«Previous    Next»
Carriage Racing Catching On Fast
Carriage Arena Races pit horses and their drivers against the clock. Each carriage runs the course by itself. 
    “It is still very new in the U.S., but there is a lot of interest,” says Pam Kister, a horse trainer and carriage racer for the past 5 years.
     The drivers take their horse and cart through a course with sets of obstacles. The challenge is to maintain speed while following the course without striking an obstacle.
    “There is a lot of strategy involved,” says Kister. “Everyone has to go through each set of obstacles in the same order. However, they can choose which direction to follow out of the gates, either left or right. Some horses are better turning one way or the other, and you have to know your horse and choose accordingly.”
    One of the things that makes the event even more interesting is that any size horse can participate in the single or teamed events.
    “I prefer Shetlands and Morgans, but I’ll be using a National Show (Shetland/Hackney cross) at events this year,” says Kister. “Smaller breeds can cut the corners faster.”
    Unlike other types of harness racing, carriage racers can have a second person on the cart or buggy. Although they are called “navigators”, they are not allowed to speak with the driver or help direct them through the course. With a single horse, they shift from side to side to keep the wheels down. In case of problems in team events, they can help with the horses. One navigator is required with 2-horse teams, and 2 navigators are required for teams of 4 or more.
    “Safety is foremost with carriage racing,” says Kister. “This isn’t something to try if you haven’t practiced at home. You need to know how tight corners can be driven and how fast.”
    Some special equipment is needed, such as a breech on the harness attached to the shafts. Kister explains that the breech is the braking system and keeps the carriage from hitting the rear of the animal.
    Kister advises working with an experienced carriage racer to get started. “Every course is different, and you have to learn it before you drive it. “That’s one of the things that makes the sport so fun and challenging for drivers and interesting for those watching.”
    Kister invites those interested to contact her or the American Driving Society (ADS) to learn more. The ADS is developing rules to formalize the sport.
    Check out a video of Arena Carriage Driving at FARMSHOW.com.
    Contact: FARM SHOW Followup, Pam Kister, 2450B Fairfield Rd., Gettysburg, Penn. 17325 (ph 717 779-4542; greyhorsestable@hotmail.com); or The American Driving Society, Inc., P.O. Box 278, Cross Plains, Wis. 53528 (ph 608 237-7382; info@americandrivingsociety.org).

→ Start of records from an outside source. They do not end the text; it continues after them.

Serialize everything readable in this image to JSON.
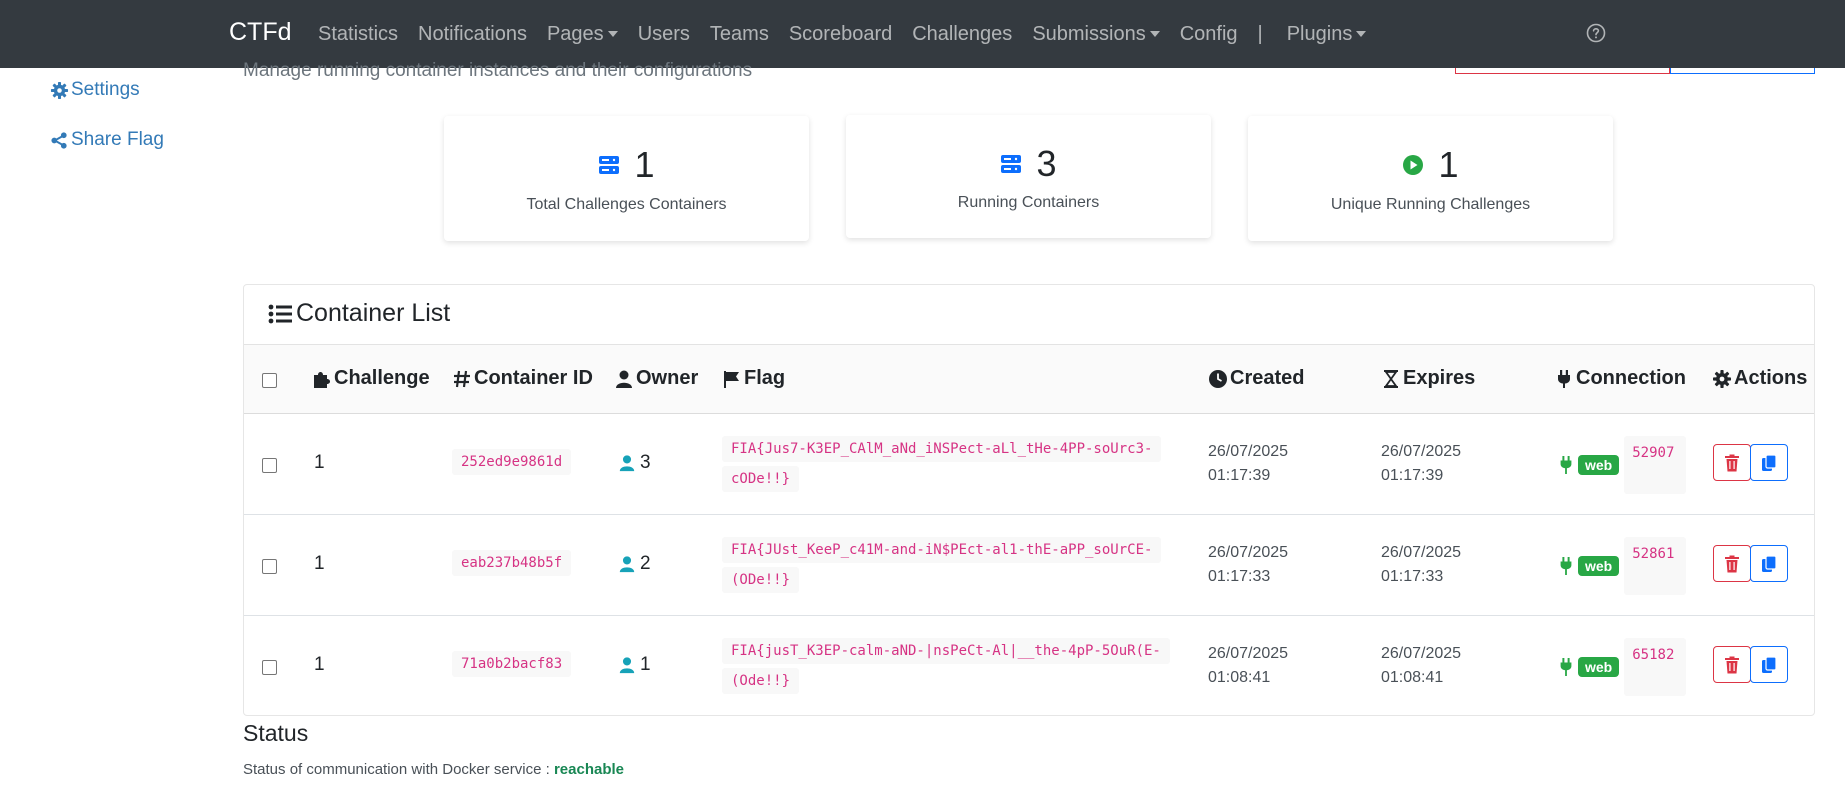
{
  "navbar": {
    "brand": "CTFd",
    "items": [
      {
        "label": "Statistics",
        "dropdown": false
      },
      {
        "label": "Notifications",
        "dropdown": false
      },
      {
        "label": "Pages",
        "dropdown": true
      },
      {
        "label": "Users",
        "dropdown": false
      },
      {
        "label": "Teams",
        "dropdown": false
      },
      {
        "label": "Scoreboard",
        "dropdown": false
      },
      {
        "label": "Challenges",
        "dropdown": false
      },
      {
        "label": "Submissions",
        "dropdown": true
      },
      {
        "label": "Config",
        "dropdown": false
      }
    ],
    "separator": "|",
    "plugins": "Plugins",
    "help_icon": "question-circle-icon"
  },
  "sidebar": {
    "settings": "Settings",
    "share_flag": "Share Flag"
  },
  "header": {
    "subtitle": "Manage running container instances and their configurations"
  },
  "stats": [
    {
      "value": "1",
      "label": "Total Challenges Containers",
      "icon": "server-icon",
      "color": "#0d6efd"
    },
    {
      "value": "3",
      "label": "Running Containers",
      "icon": "server-icon",
      "color": "#0d6efd"
    },
    {
      "value": "1",
      "label": "Unique Running Challenges",
      "icon": "play-circle-icon",
      "color": "#28a745"
    }
  ],
  "container_list": {
    "title": "Container List",
    "columns": {
      "challenge": "Challenge",
      "container_id": "Container ID",
      "owner": "Owner",
      "flag": "Flag",
      "created": "Created",
      "expires": "Expires",
      "connection": "Connection",
      "actions": "Actions"
    },
    "rows": [
      {
        "challenge": "1",
        "container_id": "252ed9e9861d",
        "owner": "3",
        "flag": "FIA{Jus7-K3EP_CAlM_aNd_iNSPect-aLl_tHe-4PP-soUrc3-cODe!!}",
        "created_date": "26/07/2025",
        "created_time": "01:17:39",
        "expires_date": "26/07/2025",
        "expires_time": "01:17:39",
        "badge": "web",
        "port": "52907"
      },
      {
        "challenge": "1",
        "container_id": "eab237b48b5f",
        "owner": "2",
        "flag": "FIA{JUst_KeeP_c41M-and-iN$PEct-al1-thE-aPP_soUrCE-(ODe!!}",
        "created_date": "26/07/2025",
        "created_time": "01:17:33",
        "expires_date": "26/07/2025",
        "expires_time": "01:17:33",
        "badge": "web",
        "port": "52861"
      },
      {
        "challenge": "1",
        "container_id": "71a0b2bacf83",
        "owner": "1",
        "flag": "FIA{jusT_K3EP-calm-aND-|nsPeCt-Al|__the-4pP-5OuR(E-(Ode!!}",
        "created_date": "26/07/2025",
        "created_time": "01:08:41",
        "expires_date": "26/07/2025",
        "expires_time": "01:08:41",
        "badge": "web",
        "port": "65182"
      }
    ]
  },
  "status": {
    "title": "Status",
    "text": "Status of communication with Docker service :",
    "value": "reachable"
  }
}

  Click here to download page story appeared in.

  Click here to read entire issue

To read the rest of this story, download this issue below or click here to register with your account number.
Order the Issue Containing This Story
2017 - Volume #41, Issue #2